Every time you visit a website, play online games, make a VOIP calls or send an email, data is being sent and received through an intricate undersea cable system that stretches around the globe. The internet is a global network of computers connected together. Every computer that is connected to the Internet is part of this global network, even the computer in your home. These undersea cables are the invisible force driving the modern internet, with funding coming from internet giants such as Google, Facebook, Microsoft and Amazon.
The undersea cables carry a majority of all our communications and yet, most people are oblivious or barely aware that they exist.

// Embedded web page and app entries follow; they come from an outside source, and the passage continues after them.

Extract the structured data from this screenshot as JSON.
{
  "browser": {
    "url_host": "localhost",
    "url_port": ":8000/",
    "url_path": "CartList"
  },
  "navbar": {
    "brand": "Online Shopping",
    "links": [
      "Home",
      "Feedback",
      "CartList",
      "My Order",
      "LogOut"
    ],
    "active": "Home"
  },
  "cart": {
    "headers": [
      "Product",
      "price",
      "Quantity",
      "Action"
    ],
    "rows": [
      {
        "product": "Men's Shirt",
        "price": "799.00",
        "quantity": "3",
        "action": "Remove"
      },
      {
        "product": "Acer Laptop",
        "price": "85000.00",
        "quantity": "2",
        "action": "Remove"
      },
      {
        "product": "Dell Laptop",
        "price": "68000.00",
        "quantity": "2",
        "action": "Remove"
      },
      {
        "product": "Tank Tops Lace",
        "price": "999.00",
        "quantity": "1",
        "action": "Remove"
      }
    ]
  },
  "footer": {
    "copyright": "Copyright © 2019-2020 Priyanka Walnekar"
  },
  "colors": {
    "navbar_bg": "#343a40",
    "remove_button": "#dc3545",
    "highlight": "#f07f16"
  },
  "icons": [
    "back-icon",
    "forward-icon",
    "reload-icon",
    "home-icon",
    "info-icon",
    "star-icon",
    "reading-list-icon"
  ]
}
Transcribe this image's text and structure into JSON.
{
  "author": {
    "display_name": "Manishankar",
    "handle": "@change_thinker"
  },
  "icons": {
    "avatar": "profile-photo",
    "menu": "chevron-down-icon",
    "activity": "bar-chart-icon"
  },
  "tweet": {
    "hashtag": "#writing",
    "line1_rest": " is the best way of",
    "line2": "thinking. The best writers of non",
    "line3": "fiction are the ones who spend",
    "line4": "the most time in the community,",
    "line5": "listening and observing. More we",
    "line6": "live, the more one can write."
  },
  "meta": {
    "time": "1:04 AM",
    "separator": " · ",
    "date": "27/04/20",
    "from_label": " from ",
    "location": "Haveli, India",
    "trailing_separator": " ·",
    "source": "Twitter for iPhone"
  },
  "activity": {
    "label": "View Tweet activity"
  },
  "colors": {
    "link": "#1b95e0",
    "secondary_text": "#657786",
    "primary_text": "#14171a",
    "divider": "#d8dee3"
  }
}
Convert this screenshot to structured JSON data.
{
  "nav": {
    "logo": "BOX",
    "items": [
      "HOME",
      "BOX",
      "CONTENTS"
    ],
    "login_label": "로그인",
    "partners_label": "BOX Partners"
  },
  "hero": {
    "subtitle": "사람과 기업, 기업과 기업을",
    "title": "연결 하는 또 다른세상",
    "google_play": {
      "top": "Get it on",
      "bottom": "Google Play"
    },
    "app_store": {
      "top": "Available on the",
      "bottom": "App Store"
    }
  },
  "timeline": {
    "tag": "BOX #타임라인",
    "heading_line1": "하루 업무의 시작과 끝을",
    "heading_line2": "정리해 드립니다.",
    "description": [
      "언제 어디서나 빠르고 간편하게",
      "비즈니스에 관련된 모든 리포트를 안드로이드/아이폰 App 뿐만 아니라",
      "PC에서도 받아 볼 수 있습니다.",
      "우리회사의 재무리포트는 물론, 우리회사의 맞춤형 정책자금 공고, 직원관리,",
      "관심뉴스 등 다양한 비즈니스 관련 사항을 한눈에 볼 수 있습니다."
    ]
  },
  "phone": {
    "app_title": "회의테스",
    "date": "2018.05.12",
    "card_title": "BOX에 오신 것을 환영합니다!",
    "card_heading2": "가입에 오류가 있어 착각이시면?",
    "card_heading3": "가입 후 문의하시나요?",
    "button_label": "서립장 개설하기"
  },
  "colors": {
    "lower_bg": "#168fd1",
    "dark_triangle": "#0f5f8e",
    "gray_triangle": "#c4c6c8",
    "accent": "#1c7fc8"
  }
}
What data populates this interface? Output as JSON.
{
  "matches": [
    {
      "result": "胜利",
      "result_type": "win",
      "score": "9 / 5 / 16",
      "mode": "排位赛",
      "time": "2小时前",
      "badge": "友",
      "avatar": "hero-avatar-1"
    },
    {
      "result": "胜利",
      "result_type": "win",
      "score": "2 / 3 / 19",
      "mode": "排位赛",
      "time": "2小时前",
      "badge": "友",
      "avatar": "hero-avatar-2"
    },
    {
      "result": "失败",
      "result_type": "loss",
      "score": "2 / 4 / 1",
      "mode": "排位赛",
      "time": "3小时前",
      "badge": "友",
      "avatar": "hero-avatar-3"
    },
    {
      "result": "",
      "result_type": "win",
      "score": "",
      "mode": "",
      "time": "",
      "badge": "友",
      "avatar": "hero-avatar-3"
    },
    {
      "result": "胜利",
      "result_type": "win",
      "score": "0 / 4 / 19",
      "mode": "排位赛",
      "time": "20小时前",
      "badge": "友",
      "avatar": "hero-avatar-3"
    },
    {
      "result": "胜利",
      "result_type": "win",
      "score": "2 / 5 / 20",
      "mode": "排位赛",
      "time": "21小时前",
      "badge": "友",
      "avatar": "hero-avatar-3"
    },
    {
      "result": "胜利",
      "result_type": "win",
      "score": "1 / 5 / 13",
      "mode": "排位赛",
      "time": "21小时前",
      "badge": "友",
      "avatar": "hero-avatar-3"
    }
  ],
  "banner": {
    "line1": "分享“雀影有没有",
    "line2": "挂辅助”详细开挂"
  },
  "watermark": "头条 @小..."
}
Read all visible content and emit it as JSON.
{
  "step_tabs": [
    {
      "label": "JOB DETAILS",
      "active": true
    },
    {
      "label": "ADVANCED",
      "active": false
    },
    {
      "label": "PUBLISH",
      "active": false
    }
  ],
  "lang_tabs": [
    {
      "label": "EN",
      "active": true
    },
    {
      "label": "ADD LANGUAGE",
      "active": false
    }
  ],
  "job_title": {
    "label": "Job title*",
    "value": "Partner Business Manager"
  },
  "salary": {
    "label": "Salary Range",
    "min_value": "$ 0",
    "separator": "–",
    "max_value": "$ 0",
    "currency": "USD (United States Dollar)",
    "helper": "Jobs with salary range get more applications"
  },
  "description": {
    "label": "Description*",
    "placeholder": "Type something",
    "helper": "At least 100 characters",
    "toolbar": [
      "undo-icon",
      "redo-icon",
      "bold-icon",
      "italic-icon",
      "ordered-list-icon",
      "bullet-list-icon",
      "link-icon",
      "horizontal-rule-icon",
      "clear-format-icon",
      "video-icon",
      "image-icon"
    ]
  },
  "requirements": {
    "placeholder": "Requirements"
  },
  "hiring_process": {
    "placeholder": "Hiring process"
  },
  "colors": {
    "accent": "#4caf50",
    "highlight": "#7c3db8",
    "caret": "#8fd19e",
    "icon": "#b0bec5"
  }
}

And since most of cloud data travels over these cables, any disruption to the undersea cables may paralyzed global cloud services unless safety measures are put in place by major tech giants governments around the world.
“We hear a lot of talk about the cloud, for example, and we think of thing nebulous, something in the sky, the cloud is really under the ocean,” said, Jonathan Hiembo, an expert who works for telecom infrastructure company.
Today’s undersea cables were based on technology originally developed in 1858 when Cyrus West Field laid the first transatlantic telegraph cable. It operated for only three weeks but subsequent attempts in 1865 and 1866 were more successful. Today, there are about 380 underwater cables in operation around the world, spanning a length of over 745,645 miles (1.2 million kilometers).
Now according to a new in-depth report by CNN, the modern undersea cable are more vulnerable than ever. Russian President Vladimir Putin is now flexing his military might inside a Russian Navy submersible and some are questioning if Putin is doing more than putting a show under the sea and instead planning to sabotage vital undersea cables.
In a separate report by BBC, the popular broadcasting service questioned the motivation and the possibility of such attack. “The question of whether Russia might undertake such an attack on sea cables is unclear, but the answer is most likely that it would, if it felt it was really necessary. Russia has reportedly conducted widespread hacking and other cyber operations at home and abroad, which some reports attribute to both the Federal Security Service (FSB) and the Army Intelligence Service (GRU),” BBC said.
In February 2008, a whole swath of North Africa and the Persian Gulf suddenly went offline, or saw internet speeds slow to a painful crawl. “This disruption was eventually traced to damage to three undersea cables off the Egyptian coast,” CNN said.
On July 1, a Russian navy submarine caught fire on Monday, killing 14 sailors on board. However, two independent Russian news outlets reported that the vessel was the AS-12 “Losharik,” a nuclear-powered vessel that US officials said was designed to cut undersea cables that keep the world’s internet running. Before the incident, US officials claimed the submarine was designed to tamper with undersea cables, and accused Russia of seeking to intercept or disrupt communications.
Also in 2015, CNN reported that US intelligence officials, using underwater sensors, spotted Russian submarines near key communications cables, along with a spy ship believed to carry small underwater vehicles designed to sever or damage cables.
“It is likely that Russian auxiliary vessels, including tele-operated or autonomous undersea craft, are equipped to be able to manipulate objects on the seafloor and may also carry sensitive communications intercept equipment in order to tap undersea cables or otherwise destroy or exploit seafloor infrastructure,” CNN said citing a 2016 report written by authors from Center for Strategic and International Studies.